It’s the first time the bankers have had such an organized effort to connect small business loan applicants with other funding sources, said Caroline Joy, CBA spokeswoman. This new partnership with alternative lending sources brings the lending cycle full-circle — bankers keep their deposit relationships with clients, but don’t turn them away empty handed, she said.

“Rather than stop the conversation, if they are turned down, we want to help educate them so they might take a second attempt, or channel them to another organization,” she said.

There has been a beating of the drum that small businesses don’t have access to capital, said Tony Gagliardi, National Federation of Independent Business, Colorado director. But, in most cases, small businesses just aren’t asking. About 11 percent of the Colorado NFIB membership reported, in a recent survey, that access to capital is their No. 1 problem.

“The U.S. economy is still causing a lot of uncertainty on Main Street, which is a big issue especially for small business owners to even consider borrowing,” he said.

Still, banks have taken a beating in the press, he said. And, the CBA campaign has good intentions.

“Anytime you can pair small businesses that need capital and accessible credit, it’s always advantageous,” Gagliardi said.

It’s crushing when a bank turns down your request for a business loan, said Barbara Moreland. She and her husband Robert had done their homework on buying and operating vending machines. Their plan was to stock natural, organic snacks in high-tech vending machines in Colorado Springs.

But, they were told the business was too risky and that they didn’t have experience in operating their own business. They didn’t qualify for a loan with U.S. Bank.

“It bursts your bubble a little bit,” she said.

But U.S. Bank referred the couple and their healthy snack idea to Accion, a nonprofit lending institution that specializes in microfinance and lending. Accion got its start in South America and in the 1990s brought its micro lending business model the U.S.

In 2009, Accion expanded into Colorado.

Accion gives loans as small as $200 and as high as $300,000. Their interest rates are higher than a traditional bank, usually running from 7 to 18 percent. But, demand is there. From 2010 to 2011, the organization had 100 percent growth in the number of dollars lent, said Justin Vause, Accion Colorado loan officer. The average loan is about $9,000. And, Accion has a 94 percent repayment rate.

“We are not the best fit for everyone,” Vause said. “We look at the same things that banks look at: credit, collateral and character.”

About 50 percent of Accion’s funds are donated with the goal of affecting change and increasing access to capital, Vause said.
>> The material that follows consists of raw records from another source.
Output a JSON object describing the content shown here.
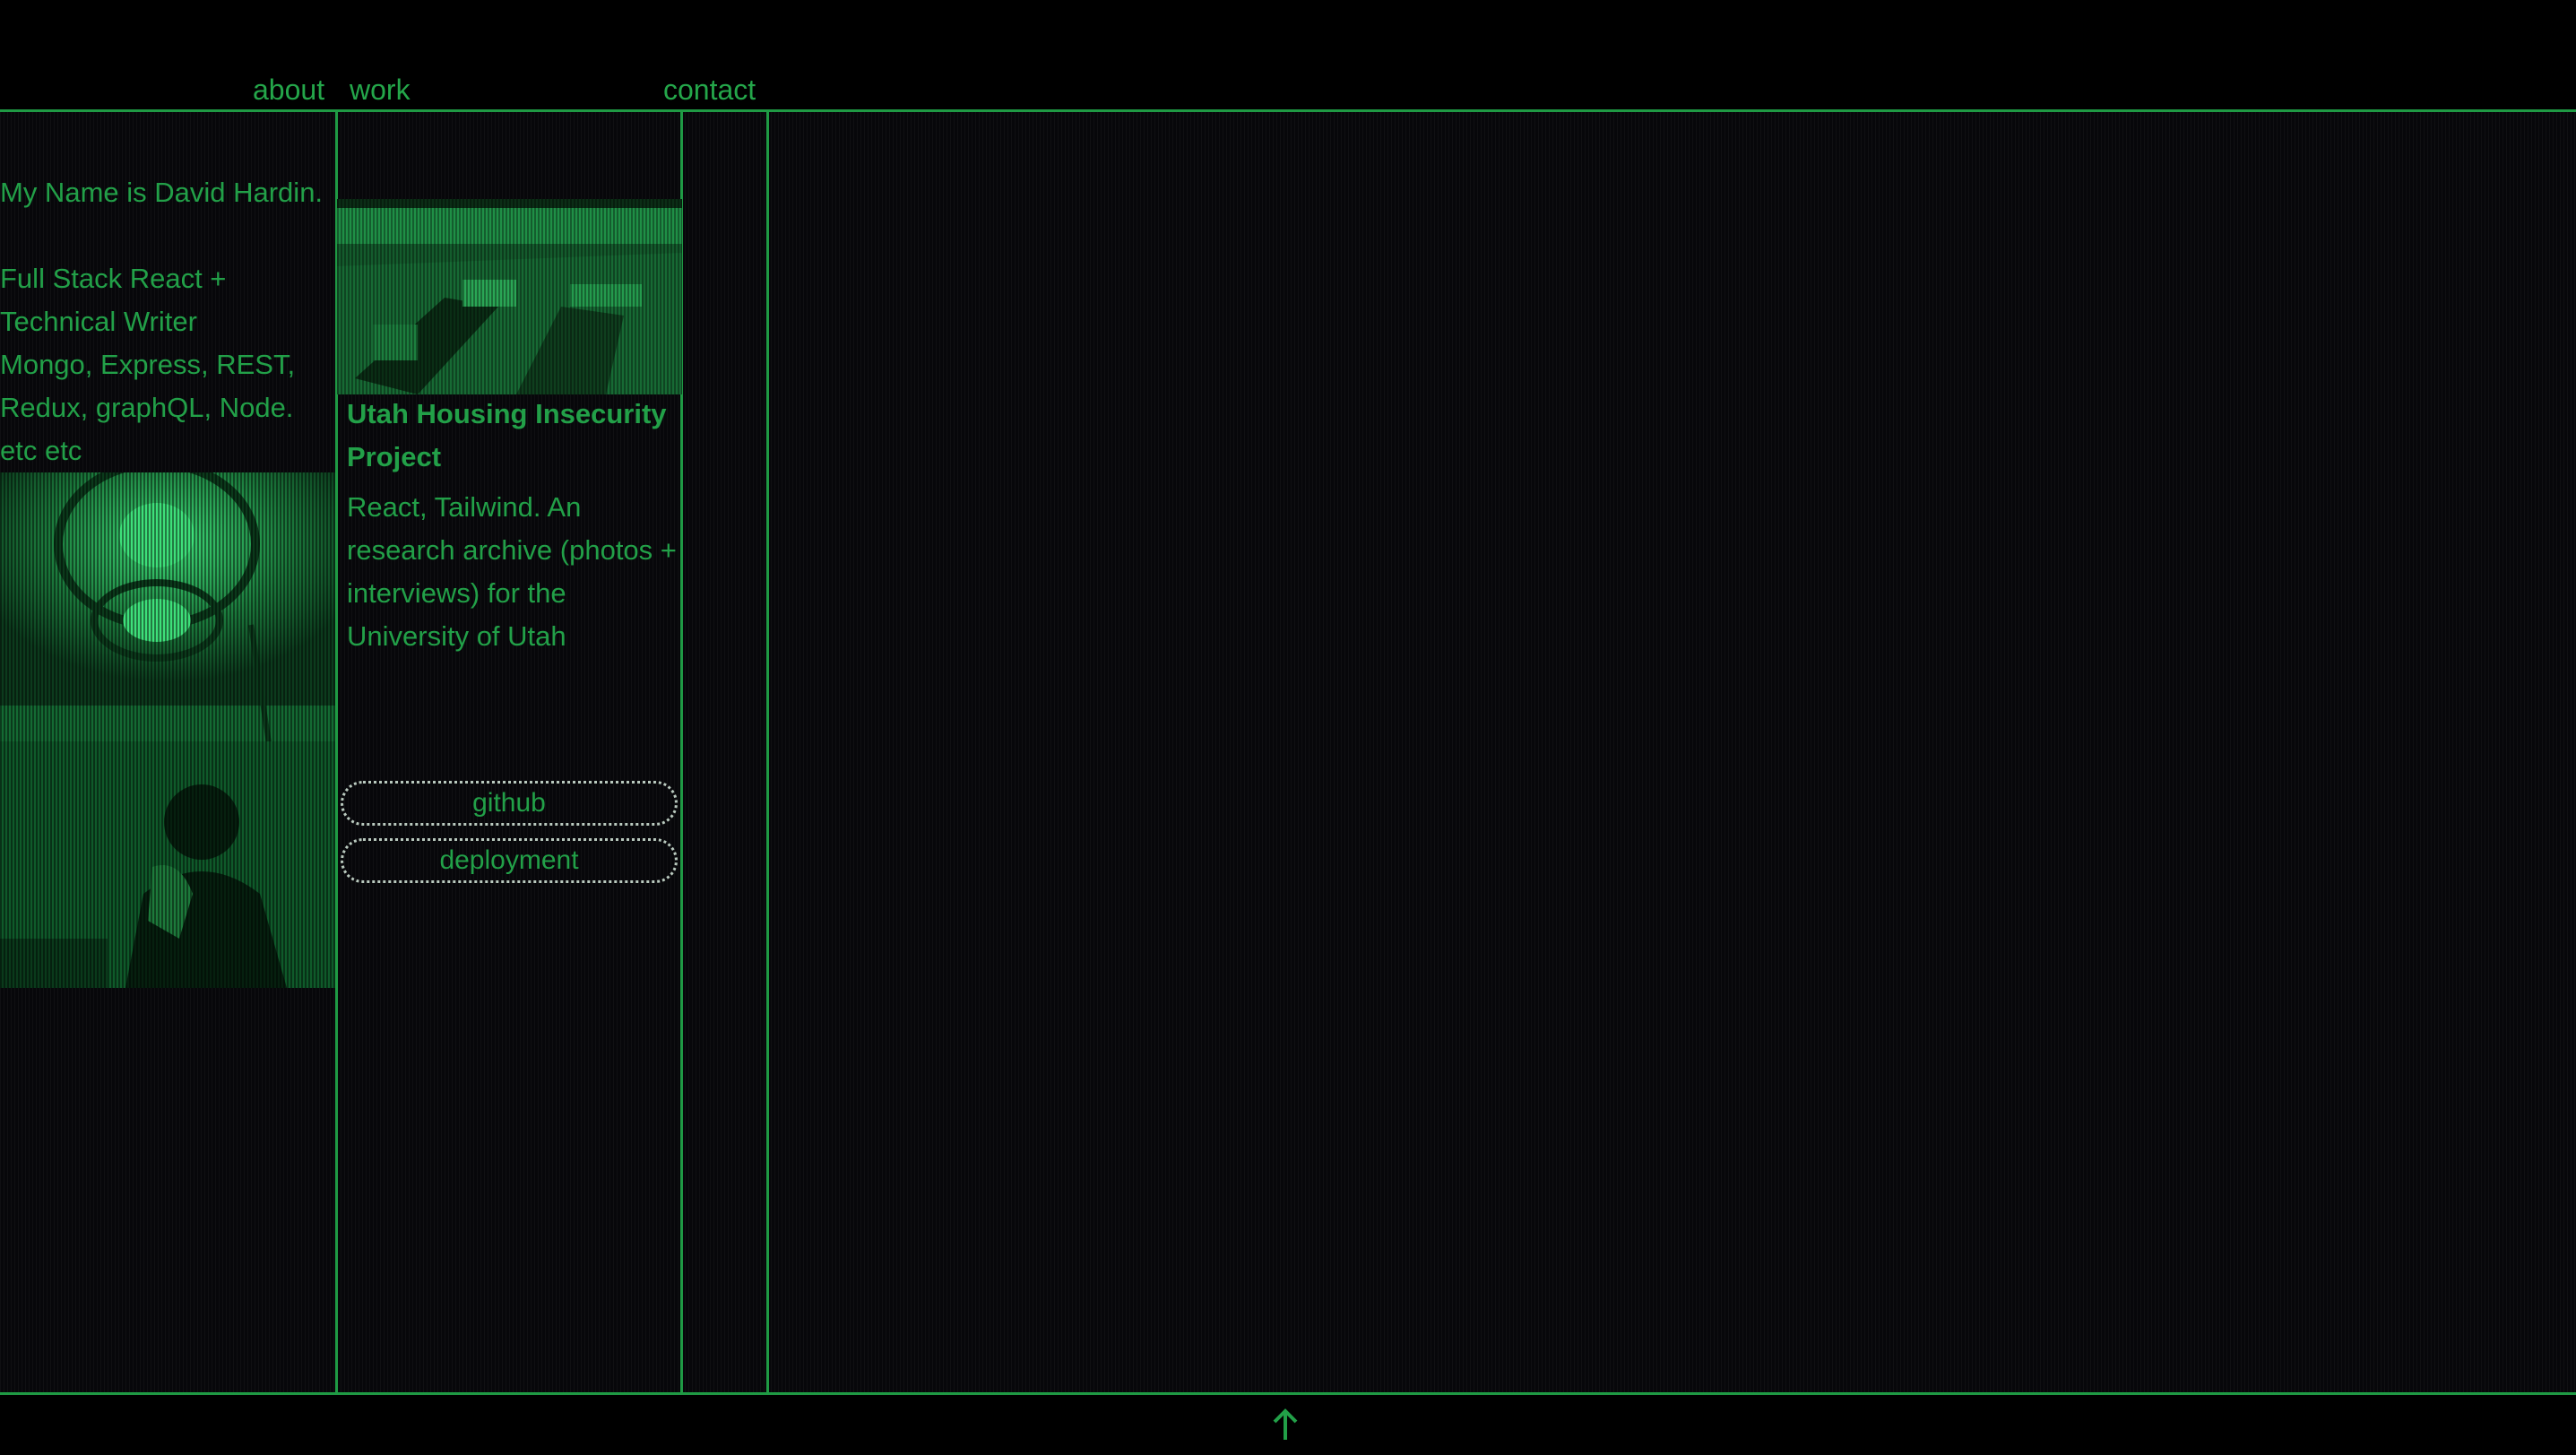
{
  "nav": {
    "about": "about",
    "work": "work",
    "contact": "contact"
  },
  "about": {
    "intro": "My Name is David Hardin.",
    "line1": "Full Stack React +",
    "line2": "Technical Writer",
    "line3": "Mongo, Express, REST,",
    "line4": "Redux, graphQL, Node.",
    "line5": "etc etc"
  },
  "project": {
    "title": "Utah Housing Insecurity Project",
    "description": "React, Tailwind. An research archive (photos + interviews) for the University of Utah",
    "github_label": "github",
    "deployment_label": "deployment"
  },
  "icons": {
    "back_to_top": "arrow-up-icon"
  },
  "colors": {
    "accent": "#22a048",
    "line": "#1f9a44",
    "background": "#000000",
    "pill_border": "#b9c9be"
  }
}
And banks are the biggest donors to Accion.

“That’s what makes our relationship with banks so natural,” Vause said. “Because of regulations, they can’t lend to startups as easily, or if (the small business) does not meet requirements, we can step in and be more flexible.”

The Moreland’s pitched their organic snack vending machine idea to Accion.

“I thought it was a really interesting business idea,” Vause said. “That they would be focused on healthy snacks — it seemed like a good proposal.”

Accion loaned the Morelands $20,000 to get started and they named their business BnB Snacks. The couple bought three vending machines and they already are making profit on one of the machines.

“The whole idea behind this project is to show that bankers are not grumpy and turning down loans,” Vause said. “But, it’s how do we make sure all the bankers know about all the resources.”